    OK, so I’m over my guilt in the shift to services. Though you didn’t intend to make this point, it seems to hang there like PepĂ© Le Pew in a closet—that the shift to services will do nothing to restore the wages lost by the middle class or close the earnings/wealth gap. Shure, some services are more valuable than others, but there are too many insufficiently edukated and motivated folks today to strive for those better-paying service yobs. I agwee with Mr. Gibson’s solution to pull the R lever, but I also agwee with you that it won’t be that easy. I also agwee with the Fuzzmeister that even should manufacturing rebound the labor-intensity will be gone and robots will be taking mass transit to work rather than humans. My hope is to find a suitable robot to change my diapers when I’m unable.

    1. Tuna,

      It must hurt when you wrap your head around things. Ouch.

      If it helps I am not supporting an economy with zero natural or man-made resources. But I am saying that so long as there is a durable demand/want for services -- and they get supplied, then there isn't much difference tomatoes and tomato restaurants. Also, notice how services can actually create the demand for capital. A restaurant wants to serve you and in doing so builds a building and orders tables and chairs.
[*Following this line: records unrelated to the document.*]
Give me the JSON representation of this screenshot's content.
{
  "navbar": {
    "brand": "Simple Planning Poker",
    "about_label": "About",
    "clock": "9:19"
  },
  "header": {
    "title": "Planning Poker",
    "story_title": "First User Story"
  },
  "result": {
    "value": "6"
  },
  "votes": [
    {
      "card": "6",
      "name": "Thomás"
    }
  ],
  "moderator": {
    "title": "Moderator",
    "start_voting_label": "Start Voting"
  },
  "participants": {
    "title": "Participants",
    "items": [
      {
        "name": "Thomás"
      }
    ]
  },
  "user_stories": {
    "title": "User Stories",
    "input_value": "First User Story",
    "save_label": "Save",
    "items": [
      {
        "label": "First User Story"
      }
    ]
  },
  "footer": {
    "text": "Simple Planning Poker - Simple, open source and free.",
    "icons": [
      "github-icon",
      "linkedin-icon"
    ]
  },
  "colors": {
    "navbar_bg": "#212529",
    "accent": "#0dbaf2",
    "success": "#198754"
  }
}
      The other point is trickier. Think of a large part of the world economy that suddenly changes and wants to be in the world economy. They have a lot of underpriced labor and other resources compared to the US economy. The drop a huge load of supply on the world, including the USA. That's a huge supply shift that lowers prices and generates a big quantity of output. Before all this happened the US thought it was in some sort of great equilibrium with high output and high wages. Then boom the change hits and our workers and output are redundant.

      Before the shock we thought we were in equilibrium. But after the shock can we ever get back to where we were? I doubt it. It was nice while it lasted. The world supply is permanently bigger and promises to get even bigger.
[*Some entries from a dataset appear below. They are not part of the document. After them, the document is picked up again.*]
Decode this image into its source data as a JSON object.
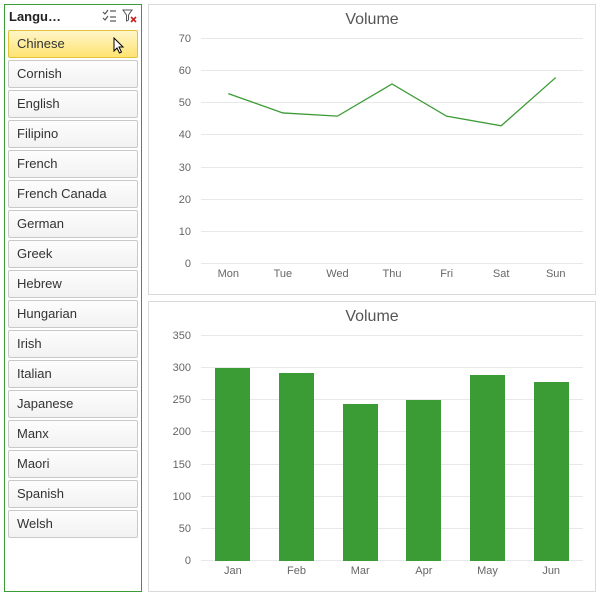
{
  "slicer": {
    "title": "Langu…",
    "multiselect_icon": "multiselect-icon",
    "clearfilter_icon": "clearfilter-icon",
    "items": [
      {
        "label": "Chinese",
        "selected": true
      },
      {
        "label": "Cornish",
        "selected": false
      },
      {
        "label": "English",
        "selected": false
      },
      {
        "label": "Filipino",
        "selected": false
      },
      {
        "label": "French",
        "selected": false
      },
      {
        "label": "French Canada",
        "selected": false
      },
      {
        "label": "German",
        "selected": false
      },
      {
        "label": "Greek",
        "selected": false
      },
      {
        "label": "Hebrew",
        "selected": false
      },
      {
        "label": "Hungarian",
        "selected": false
      },
      {
        "label": "Irish",
        "selected": false
      },
      {
        "label": "Italian",
        "selected": false
      },
      {
        "label": "Japanese",
        "selected": false
      },
      {
        "label": "Manx",
        "selected": false
      },
      {
        "label": "Maori",
        "selected": false
      },
      {
        "label": "Spanish",
        "selected": false
      },
      {
        "label": "Welsh",
        "selected": false
      }
    ]
  },
  "chart_data": [
    {
      "type": "line",
      "title": "Volume",
      "categories": [
        "Mon",
        "Tue",
        "Wed",
        "Thu",
        "Fri",
        "Sat",
        "Sun"
      ],
      "values": [
        53,
        47,
        46,
        56,
        46,
        43,
        58
      ],
      "ylim": [
        0,
        70
      ],
      "y_ticks": [
        0,
        10,
        20,
        30,
        40,
        50,
        60,
        70
      ],
      "color": "#3b9b34"
    },
    {
      "type": "bar",
      "title": "Volume",
      "categories": [
        "Jan",
        "Feb",
        "Mar",
        "Apr",
        "May",
        "Jun"
      ],
      "values": [
        300,
        292,
        245,
        250,
        290,
        278
      ],
      "ylim": [
        0,
        350
      ],
      "y_ticks": [
        0,
        50,
        100,
        150,
        200,
        250,
        300,
        350
      ],
      "color": "#3b9b34"
    }
  ]
}
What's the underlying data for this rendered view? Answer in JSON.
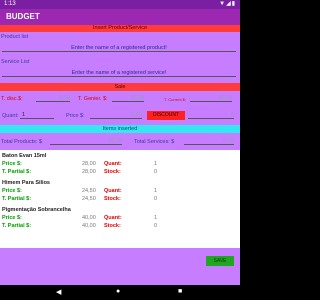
{
  "status": {
    "time": "1:13",
    "icons": "▼◢▮"
  },
  "app": {
    "title": "BUDGET"
  },
  "sections": {
    "insert": "Insert Product/Service",
    "sale": "Sale",
    "items": "Items inserted"
  },
  "product": {
    "label": "Product list",
    "placeholder": "Enter the name of a registered product!"
  },
  "service": {
    "label": "Service List",
    "placeholder": "Enter the name of a registered service!"
  },
  "sale": {
    "t_disc_label": "T. disc.$:",
    "t_disc_value": "0,00",
    "t_genier_label": "T. Genier. $:",
    "t_genier_value": "92,50",
    "t_current_label": "T. Current $:",
    "t_current_value": "92,50",
    "quant_label": "Quant:",
    "quant_value": "1",
    "price_label": "Price $:",
    "price_value": "0,00",
    "discount_button": "DISCOUNT",
    "discount_value": "0"
  },
  "totals": {
    "products_label": "Total Products: $",
    "products_value": "92,50",
    "services_label": "Total Services: $",
    "services_value": "0,00"
  },
  "items": [
    {
      "name": "Baton Evan 15ml",
      "price": "28,00",
      "quant": "1",
      "partial": "28,00",
      "stock": "0"
    },
    {
      "name": "Himem Para Silios",
      "price": "24,50",
      "quant": "1",
      "partial": "24,50",
      "stock": "0"
    },
    {
      "name": "Pigmentação Sobrancelha",
      "price": "40,00",
      "quant": "1",
      "partial": "40,00",
      "stock": "0"
    }
  ],
  "labels": {
    "price": "Price $:",
    "partial": "T. Partial $:",
    "quant": "Quant:",
    "stock": "Stock:"
  },
  "actions": {
    "save": "SAVE"
  },
  "nav": {
    "back": "◀",
    "home": "●",
    "recent": "■"
  }
}
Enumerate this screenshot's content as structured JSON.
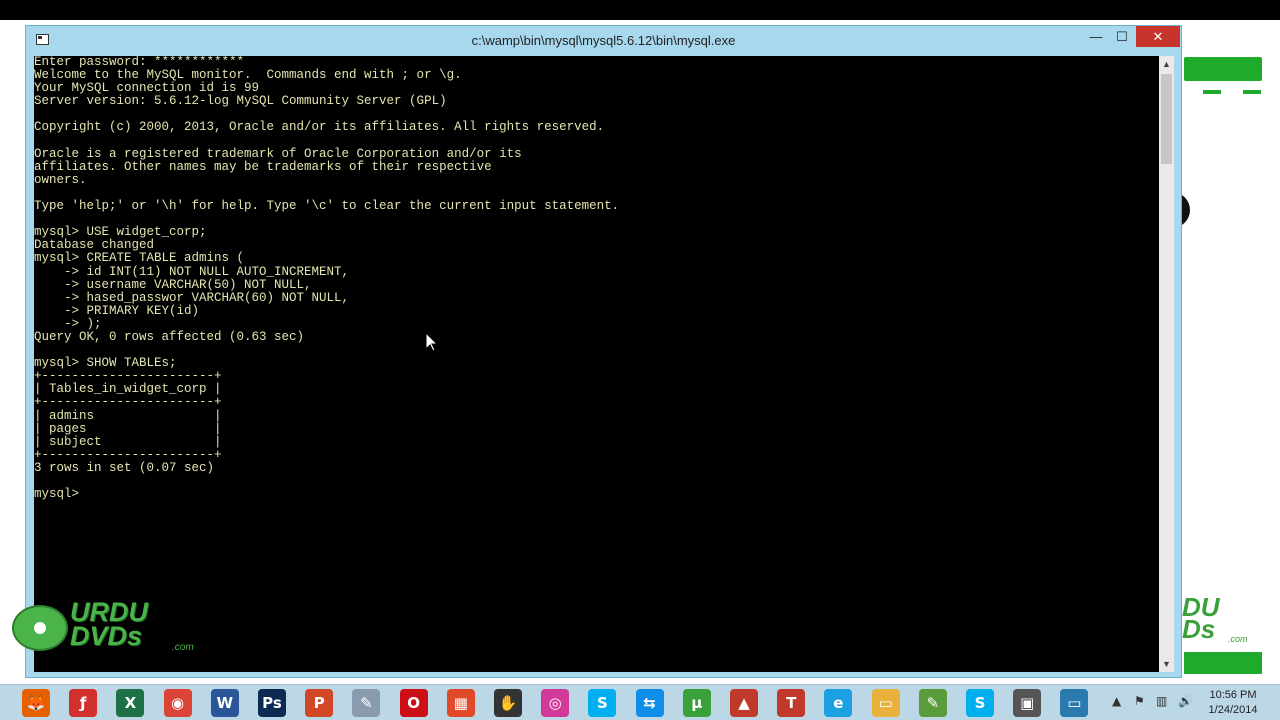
{
  "window": {
    "title": "c:\\wamp\\bin\\mysql\\mysql5.6.12\\bin\\mysql.exe",
    "min": "—",
    "max": "☐",
    "close": "✕"
  },
  "console": {
    "text": "Enter password: ************\nWelcome to the MySQL monitor.  Commands end with ; or \\g.\nYour MySQL connection id is 99\nServer version: 5.6.12-log MySQL Community Server (GPL)\n\nCopyright (c) 2000, 2013, Oracle and/or its affiliates. All rights reserved.\n\nOracle is a registered trademark of Oracle Corporation and/or its\naffiliates. Other names may be trademarks of their respective\nowners.\n\nType 'help;' or '\\h' for help. Type '\\c' to clear the current input statement.\n\nmysql> USE widget_corp;\nDatabase changed\nmysql> CREATE TABLE admins (\n    -> id INT(11) NOT NULL AUTO_INCREMENT,\n    -> username VARCHAR(50) NOT NULL,\n    -> hased_passwor VARCHAR(60) NOT NULL,\n    -> PRIMARY KEY(id)\n    -> );\nQuery OK, 0 rows affected (0.63 sec)\n\nmysql> SHOW TABLEs;\n+-----------------------+\n| Tables_in_widget_corp |\n+-----------------------+\n| admins                |\n| pages                 |\n| subject               |\n+-----------------------+\n3 rows in set (0.07 sec)\n\nmysql> "
  },
  "watermark": {
    "line1": "URDU",
    "line2": "DVDs",
    "suffix": ".com"
  },
  "bg_app": {
    "logo_text": "DU\nDs",
    "logo_suffix": ".com"
  },
  "taskbar": {
    "icons": [
      {
        "name": "firefox-icon",
        "glyph": "🦊",
        "color": "#e66000"
      },
      {
        "name": "flash-icon",
        "glyph": "ƒ",
        "color": "#d0312d"
      },
      {
        "name": "excel-icon",
        "glyph": "X",
        "color": "#1e7145"
      },
      {
        "name": "chrome-icon",
        "glyph": "◉",
        "color": "#db4437"
      },
      {
        "name": "word-icon",
        "glyph": "W",
        "color": "#2b579a"
      },
      {
        "name": "photoshop-icon",
        "glyph": "Ps",
        "color": "#0c2a52"
      },
      {
        "name": "powerpoint-icon",
        "glyph": "P",
        "color": "#d24726"
      },
      {
        "name": "paint-icon",
        "glyph": "✎",
        "color": "#8a9bb0"
      },
      {
        "name": "opera-icon",
        "glyph": "O",
        "color": "#cc0f16"
      },
      {
        "name": "tiles-icon",
        "glyph": "▦",
        "color": "#e04a2b"
      },
      {
        "name": "hand-app-icon",
        "glyph": "✋",
        "color": "#333333"
      },
      {
        "name": "pink-app-icon",
        "glyph": "◎",
        "color": "#d23a9a"
      },
      {
        "name": "skype-icon",
        "glyph": "S",
        "color": "#00aff0"
      },
      {
        "name": "teamviewer-icon",
        "glyph": "⇆",
        "color": "#0e8ee9"
      },
      {
        "name": "utorrent-icon",
        "glyph": "μ",
        "color": "#3aa13a"
      },
      {
        "name": "pro-app-icon",
        "glyph": "▲",
        "color": "#c03a2b"
      },
      {
        "name": "tally-icon",
        "glyph": "T",
        "color": "#c0392b"
      },
      {
        "name": "ie-icon",
        "glyph": "e",
        "color": "#1ba1e2"
      },
      {
        "name": "folder-icon",
        "glyph": "▭",
        "color": "#e8b13c"
      },
      {
        "name": "notepad-icon",
        "glyph": "✎",
        "color": "#5a9b3a"
      },
      {
        "name": "skype2-icon",
        "glyph": "S",
        "color": "#00aff0"
      },
      {
        "name": "camera-app-icon",
        "glyph": "▣",
        "color": "#555555"
      },
      {
        "name": "console-app-icon",
        "glyph": "▭",
        "color": "#2a7ab0"
      }
    ],
    "tray": {
      "arrow": "▲",
      "flag": "⚑",
      "network": "▥",
      "volume": "🔊"
    },
    "time": "10:56 PM",
    "date": "1/24/2014"
  }
}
      You once had bulging biceps. The US used to have a large middle class and high wages. I doubt we will ever get back to that point again. But we can do better than we are doing now and we should try. Whew. I am working too hard. I thought I was retired.

    2. One other point I wanted to make. The future is very hard to know. Imagine being in 1950 and trying to predict US growth in the next 50 years. An economist named Hanson thought we would re-enter the Great Depression once WWII was over. I feel somewhat comfortable thinking that both manufacturing and services will have a lot of surprises for us in the next 50 years. So maybe services productivity will be much higher than we can imagine today? I don't know but I wouldn't totally discount that. Glass half-full, eh.
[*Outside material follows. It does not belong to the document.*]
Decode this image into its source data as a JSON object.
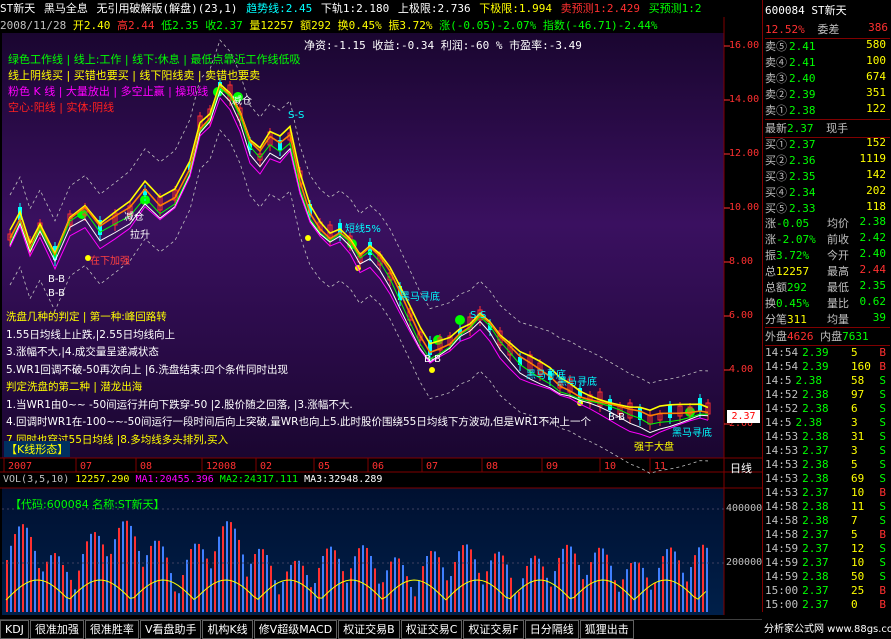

    3. Dear LSD. Whew-w-w-w-w, yer gitting too good at ‘splain’n things: “Wirld supply (of goods AND services) exceeds demand and therefore the U.S. can never (or unlikely) return to being the main supplier” . . . or something like that . . . . and enjoying the wages/prices it once used to git. Hey, I guess that’s why yer the PhD.

      My biceps fell to my waist . . . . my head still hurts, my feet stink, and the mirror doesn't lie. Chug-a-lug chug-a-lug, the glass is now empty.

    4. ...and tomorrow is St. Paddy's Day! Gulp on dear Tuna! I'm right behind you.

  5. The velocity (turns) of the dollar is important to maintain ....service or not. Without it the local economy slowly shrinks in value. Neither R or D can prevent this because it cannot be legislated. Lower value means less investment in that economy. Manufacturing may come back someday but like everyone says....it will be mostly computer drive with sensors and robots. Sensors, GPS and other spying means are even reducing the police force....good news is that there are a lot more data reader jobs and managing data centers.....kind of boring.